> **TASK OBJECTIVE**:
All lines with the word "hoặc" must be pulled from the entries below.

> **Dataset rows for apps and sites**:
* * * * * * * * *
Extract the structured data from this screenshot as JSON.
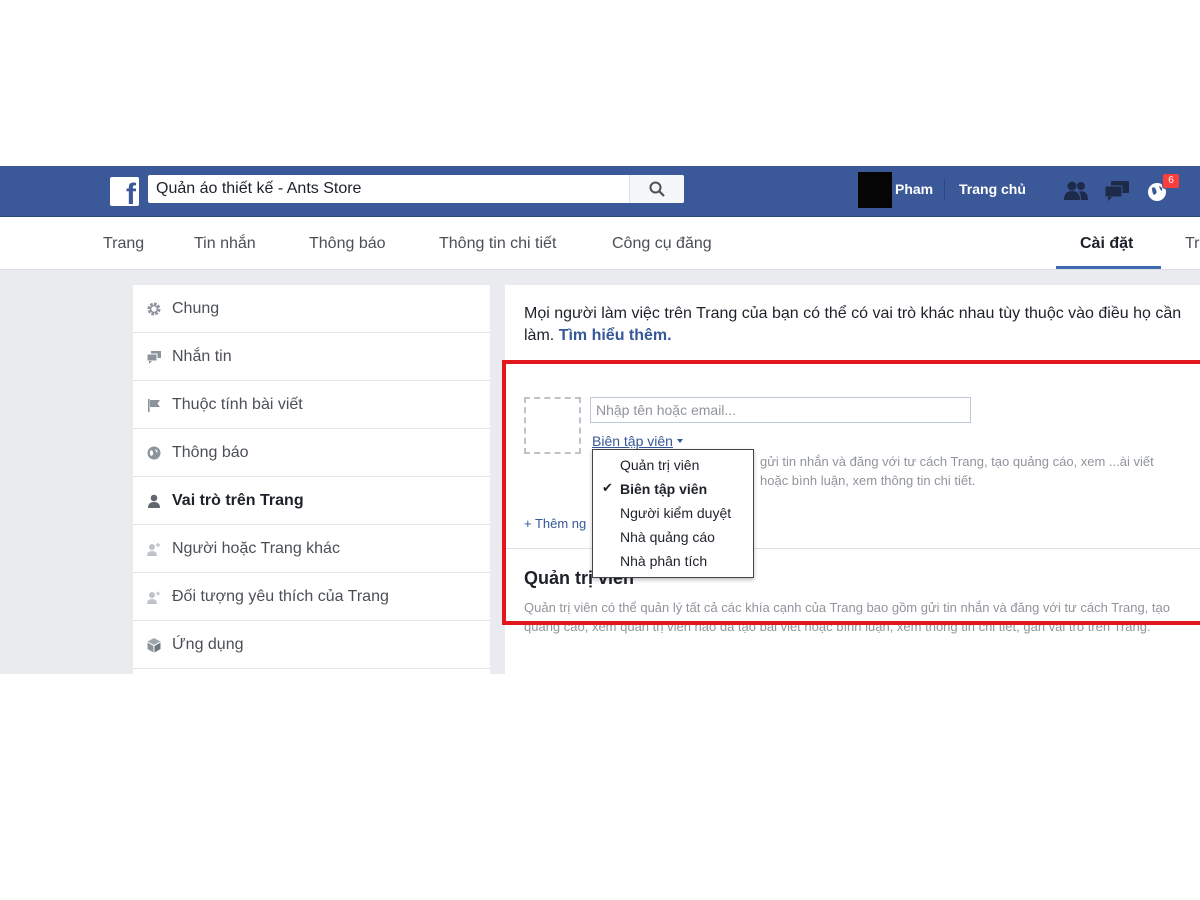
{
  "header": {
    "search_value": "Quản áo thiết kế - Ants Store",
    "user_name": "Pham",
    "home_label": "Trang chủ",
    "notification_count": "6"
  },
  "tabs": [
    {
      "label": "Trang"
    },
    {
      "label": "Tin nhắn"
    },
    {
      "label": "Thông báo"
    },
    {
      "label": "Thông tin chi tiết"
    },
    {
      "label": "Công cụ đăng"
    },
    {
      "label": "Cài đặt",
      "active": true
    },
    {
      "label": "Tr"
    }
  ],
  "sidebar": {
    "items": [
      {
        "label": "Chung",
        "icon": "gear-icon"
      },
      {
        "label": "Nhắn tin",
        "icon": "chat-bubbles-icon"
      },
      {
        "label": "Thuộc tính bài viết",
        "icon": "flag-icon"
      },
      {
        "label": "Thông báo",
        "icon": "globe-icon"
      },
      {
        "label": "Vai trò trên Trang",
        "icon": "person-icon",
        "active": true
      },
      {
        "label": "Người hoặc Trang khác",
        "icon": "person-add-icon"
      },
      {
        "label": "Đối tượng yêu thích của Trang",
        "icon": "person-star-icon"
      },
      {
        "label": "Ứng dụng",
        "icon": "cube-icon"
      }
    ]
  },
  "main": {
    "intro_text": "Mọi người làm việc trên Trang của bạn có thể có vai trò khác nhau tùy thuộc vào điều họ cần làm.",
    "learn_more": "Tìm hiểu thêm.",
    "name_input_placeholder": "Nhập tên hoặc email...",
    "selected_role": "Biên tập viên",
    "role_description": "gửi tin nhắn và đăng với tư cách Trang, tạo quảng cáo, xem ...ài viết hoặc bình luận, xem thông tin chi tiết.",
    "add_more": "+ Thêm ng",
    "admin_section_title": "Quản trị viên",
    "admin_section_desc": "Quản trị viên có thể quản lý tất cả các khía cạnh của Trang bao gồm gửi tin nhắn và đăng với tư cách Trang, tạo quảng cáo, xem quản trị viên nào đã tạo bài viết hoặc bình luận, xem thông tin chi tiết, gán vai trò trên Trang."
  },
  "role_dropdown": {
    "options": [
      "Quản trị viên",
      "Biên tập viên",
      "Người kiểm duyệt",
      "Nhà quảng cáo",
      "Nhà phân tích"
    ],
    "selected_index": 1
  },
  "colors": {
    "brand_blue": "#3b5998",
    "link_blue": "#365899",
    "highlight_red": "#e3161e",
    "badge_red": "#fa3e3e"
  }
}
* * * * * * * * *
> **WRITTEN ANSWER**:
        "label": "Người hoặc Trang khác",
    "name_input_placeholder": "Nhập tên hoặc email...",
    "role_description": "gửi tin nhắn và đăng với tư cách Trang, tạo quảng cáo, xem ...ài viết hoặc bình luận, xem thông tin chi tiết.",
    "admin_section_desc": "Quản trị viên có thể quản lý tất cả các khía cạnh của Trang bao gồm gửi tin nhắn và đăng với tư cách Trang, tạo quảng cáo, xem quản trị viên nào đã tạo bài viết hoặc bình luận, xem thông tin chi tiết, gán vai trò trên Trang."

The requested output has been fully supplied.